Paul Newman, a major figure in American cinema who created indelible characters for more than half a century, died Friday at his home near Westport, Conn., after a lengthy battle with cancer, publicist Jeff Sanderson said. He was 83.
In this May 10, 2008 file photo, actor Paul Newman watches from the pit area during practice for the Indianapolis 500. (AP Photo)
Newman's first movie, The Silver Chalice (1954), was an embarrassment, but he was lauded for his portrayal of the boxer Rocky Graziano in Somebody Up There Likes Me two years later.
He chose roles wisely. Among his highly regarded films are Cat on a Hot Tin Roof and The Long, Hot Summer, both of which were released in 1958. He made some of his biggest hits in the 1970s, including The Sting, in which he starred with Robert Redford, and The Towering Inferno.
As a young actor, the charismatic Newman never exhibited the soul-baring intensity of Brando or Dean — to whom he was sometimes compared — nor the unguarded vulnerability of Montgomery Cliff.
"He seems to me an uneasy, self-regarding personality, as if handsomeness had left him guilty," the critic David Thomson once wrote of Newman. "As a result, he was more mannered than Brando when young, while his smirking good humor always seemed more appropriate to glossy advertisements than to good movies."
The camera, however, loved Newman and so did movie audiences. His appeal clearly went beyond looks.
Writing of his role as a cad in Hud in 1964, the New Yorker's Pauline Kael wrote, "They could cast him as a mean man and know that the audience would never believe in his meanness."
Continuing, Kael said Newman was the type of actor who projected "such a traditional heroic frankness and sweetness that the audience dotes on them, seeks to protect them from harm or pain."

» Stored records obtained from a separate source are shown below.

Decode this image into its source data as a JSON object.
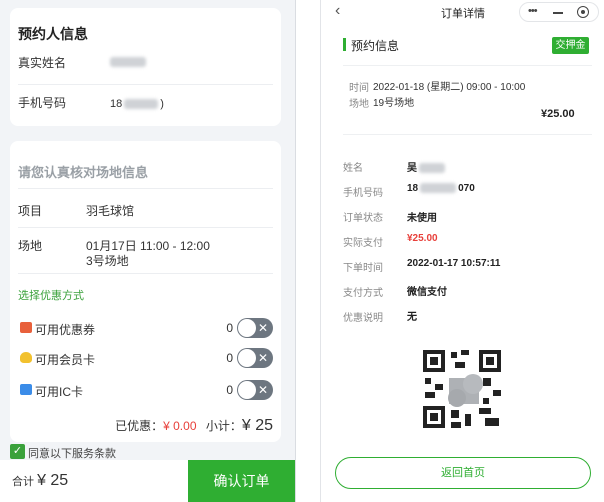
{
  "left": {
    "booker": {
      "title": "预约人信息",
      "name_label": "真实姓名",
      "phone_label": "手机号码",
      "phone_prefix": "18",
      "phone_suffix": ")"
    },
    "venue": {
      "title": "请您认真核对场地信息",
      "item_label": "项目",
      "item_value": "羽毛球馆",
      "court_label": "场地",
      "court_time": "01月17日 11:00 - 12:00",
      "court_name": "3号场地",
      "discount_heading": "选择优惠方式",
      "options": [
        {
          "icon": "coupon-icon",
          "label": "可用优惠券",
          "count": "0",
          "color": "#e8603b"
        },
        {
          "icon": "member-card-icon",
          "label": "可用会员卡",
          "count": "0",
          "color": "#f2c12e"
        },
        {
          "icon": "ic-card-icon",
          "label": "可用IC卡",
          "count": "0",
          "color": "#3b8ce8"
        }
      ],
      "discounted_label": "已优惠：",
      "discounted_value": "¥ 0.00",
      "subtotal_label": "小计：",
      "subtotal_value": "¥ 25"
    },
    "agree_text": "同意以下服务条款",
    "total_label": "合计",
    "total_value": "¥ 25",
    "confirm_label": "确认订单"
  },
  "right": {
    "nav_title": "订单详情",
    "section_title": "预约信息",
    "deposit_badge": "交押金",
    "time_label": "时间",
    "time_value": "2022-01-18 (星期二) 09:00 - 10:00",
    "court_label": "场地",
    "court_value": "19号场地",
    "price": "¥25.00",
    "details": [
      {
        "key": "姓名",
        "value": "吴"
      },
      {
        "key": "手机号码",
        "value": "18",
        "suffix": "070"
      },
      {
        "key": "订单状态",
        "value": "未使用"
      },
      {
        "key": "实际支付",
        "value": "¥25.00"
      },
      {
        "key": "下单时间",
        "value": "2022-01-17 10:57:11"
      },
      {
        "key": "支付方式",
        "value": "微信支付"
      },
      {
        "key": "优惠说明",
        "value": "无"
      }
    ],
    "home_button": "返回首页"
  }
}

Newman received nine Oscar acting nominations and won once — in 1987 for his performance as Fast Eddie Felson in The Color of Money. The film was Martin Scorsese's sequel to The Hustler, the 1961 drama for which Newman received his second Oscar nomination and one of several roles for which he shall be forever remembered.
Additionally, Rachel, Rachel, a film Newman directed in 1968, was nominated for best picture. He also received two honorary Oscars, once in 1986 for his body of work and again in 1994 for his humanitarian efforts.
The Color of Money was widely seen as inferior to The Hustler, but it demonstrated that Newman seemingly had grown more relaxed in a face and body that, while still strikingly attractive, no longer looked as if they had been sculpted by Michelangelo.
Arguably, Newman did his best work in middle age and beyond, in films such as Money, The Road to Perdition (2002) and, especially, The Verdict (1982), Sidney Lumet's drama (from a David Mamet script) about an alcoholic lawyer past his prime who must try the case of his life.
Newman got his start in theater and on television during the 1950s, and went on to become one of the world's most enduring and popular film stars, as well as a favorite of his peers. He was nominated for Oscars 10 times, winning one regular award and two honorary ones. He is survived by his wife, actress Joanne Woodward.
I always enjoyed Paul Newman on the Big Screen. His political opinions were typical Hollywood, and not worth remembering. Actors do age and pass on, but it seems the greatest are never really replaced. Thus we lose some fantastic talents every year, it seems, while no one appears able to pick up thier mantle.
We'll miss Mr. Newman.
Butch Cassidy: Then you jump first.
Sundance Kid: No, I said.
Butch Cassidy: What's the matter with you?
Sundance Kid: I can't swim.
Butch Cassidy: Are you crazy? The fall will probably kill you.
Newman's finest fight scene:
"Rules? In a knife fight? No rules!" - Ted Cassidy
Click here for the final scene from Butch Cassidy & the Sundance Kid.
Kim Priestap notes Mr. Newman's passing.